The album’s title is particularly significant. Kyson’s stage moniker was his nickname as an infant. His free-spirited parents (mom is English; dad, Malaysian) couldn’t decide on a name after his birth, so they temporarily called him Kysan-with “Ky” taken from his father’s name and “san” meaning son. As Kyson got older, his father exposed him to Asian culture, but he showed a lack of interest. It took the passing of his paternal grandfather to awaken a desire to learn more about his Chinese-Malay roots. “This album,” he notes, “is really about how curious I have become.” The album artwork and packaging comes courtesy of German artist BD Graft in his ‘Add Yellow’ style with images from Kyson’s upbringing.
Kyson got his start when he won an official Bon Iver remix completion with his version of “Holocene.” This sparked Kyson’s love for tinkering with effervescent, hip-hop soundscapes and production which eventually evolved into Kyson realizing his potential as a solo artist. Pitchfork has credited his music as “exotic but familiar” and Stereogum as, “forward-thinking arrangements with sleek electronic elements.”

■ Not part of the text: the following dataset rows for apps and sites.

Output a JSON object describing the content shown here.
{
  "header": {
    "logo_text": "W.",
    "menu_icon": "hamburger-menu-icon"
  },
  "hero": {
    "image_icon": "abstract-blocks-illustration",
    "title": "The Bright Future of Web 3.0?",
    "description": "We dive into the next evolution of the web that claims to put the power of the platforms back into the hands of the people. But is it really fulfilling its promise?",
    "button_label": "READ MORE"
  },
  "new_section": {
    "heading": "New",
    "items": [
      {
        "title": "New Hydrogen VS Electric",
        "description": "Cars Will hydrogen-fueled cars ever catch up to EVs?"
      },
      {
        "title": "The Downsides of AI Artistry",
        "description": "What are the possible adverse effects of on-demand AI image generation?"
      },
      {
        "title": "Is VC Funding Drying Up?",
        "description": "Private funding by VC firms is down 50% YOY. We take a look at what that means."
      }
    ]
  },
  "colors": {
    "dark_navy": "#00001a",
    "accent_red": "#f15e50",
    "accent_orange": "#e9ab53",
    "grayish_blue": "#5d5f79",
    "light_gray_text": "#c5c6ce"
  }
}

“I try to make music ever day- I want to be there when the inspiration comes.” says Kyson, the synth-shaman of teleporting sounds. “There are no borders to what you can do. It’s limitless.”